→ PROVIDED INFORMATION
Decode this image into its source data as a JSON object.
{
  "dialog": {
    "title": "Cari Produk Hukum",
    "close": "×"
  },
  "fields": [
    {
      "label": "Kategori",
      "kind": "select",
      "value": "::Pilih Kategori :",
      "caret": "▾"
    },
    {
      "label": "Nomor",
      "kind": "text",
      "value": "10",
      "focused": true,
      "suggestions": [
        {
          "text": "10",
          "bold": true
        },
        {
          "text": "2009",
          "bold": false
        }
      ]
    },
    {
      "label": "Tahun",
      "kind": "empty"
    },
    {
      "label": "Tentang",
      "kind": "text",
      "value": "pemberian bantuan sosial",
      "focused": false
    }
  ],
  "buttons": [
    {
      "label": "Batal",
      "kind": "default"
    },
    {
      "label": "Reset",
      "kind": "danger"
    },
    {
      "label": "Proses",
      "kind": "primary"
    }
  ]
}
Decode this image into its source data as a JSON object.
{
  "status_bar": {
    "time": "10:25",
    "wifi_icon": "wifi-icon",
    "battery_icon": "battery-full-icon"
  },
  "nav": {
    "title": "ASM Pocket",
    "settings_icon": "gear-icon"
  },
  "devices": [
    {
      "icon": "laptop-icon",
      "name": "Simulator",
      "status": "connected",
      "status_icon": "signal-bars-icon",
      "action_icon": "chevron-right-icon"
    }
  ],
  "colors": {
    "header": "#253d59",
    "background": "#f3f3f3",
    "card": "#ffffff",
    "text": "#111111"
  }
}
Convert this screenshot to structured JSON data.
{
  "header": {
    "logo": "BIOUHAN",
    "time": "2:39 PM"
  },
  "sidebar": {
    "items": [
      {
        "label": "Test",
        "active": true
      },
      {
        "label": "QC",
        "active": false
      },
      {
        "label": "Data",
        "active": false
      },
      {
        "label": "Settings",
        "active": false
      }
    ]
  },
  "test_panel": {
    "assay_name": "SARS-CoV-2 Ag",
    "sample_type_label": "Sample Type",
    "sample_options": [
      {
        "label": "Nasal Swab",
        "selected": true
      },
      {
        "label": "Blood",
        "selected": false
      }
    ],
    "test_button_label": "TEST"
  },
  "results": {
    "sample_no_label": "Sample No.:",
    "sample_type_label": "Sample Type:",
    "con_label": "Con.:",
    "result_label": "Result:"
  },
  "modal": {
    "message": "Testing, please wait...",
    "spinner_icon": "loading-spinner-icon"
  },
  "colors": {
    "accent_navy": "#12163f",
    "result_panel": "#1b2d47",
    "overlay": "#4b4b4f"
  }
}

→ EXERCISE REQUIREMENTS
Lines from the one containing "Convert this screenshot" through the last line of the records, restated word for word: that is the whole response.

→ RESPONSE BELOW
Convert this screenshot to structured JSON data.
{
  "header": {
    "logo": "BIOUHAN",
    "time": "2:39 PM"
  },
  "sidebar": {
    "items": [
      {
        "label": "Test",
        "active": true
      },
      {
        "label": "QC",
        "active": false
      },
      {
        "label": "Data",
        "active": false
      },
      {
        "label": "Settings",
        "active": false
      }
    ]
  },
  "test_panel": {
    "assay_name": "SARS-CoV-2 Ag",
    "sample_type_label": "Sample Type",
    "sample_options": [
      {
        "label": "Nasal Swab",
        "selected": true
      },
      {
        "label": "Blood",
        "selected": false
      }
    ],
    "test_button_label": "TEST"
  },
  "results": {
    "sample_no_label": "Sample No.:",
    "sample_type_label": "Sample Type:",
    "con_label": "Con.:",
    "result_label": "Result:"
  },
  "modal": {
    "message": "Testing, please wait...",
    "spinner_icon": "loading-spinner-icon"
  },
  "colors": {
    "accent_navy": "#12163f",
    "result_panel": "#1b2d47",
    "overlay": "#4b4b4f"
  }
}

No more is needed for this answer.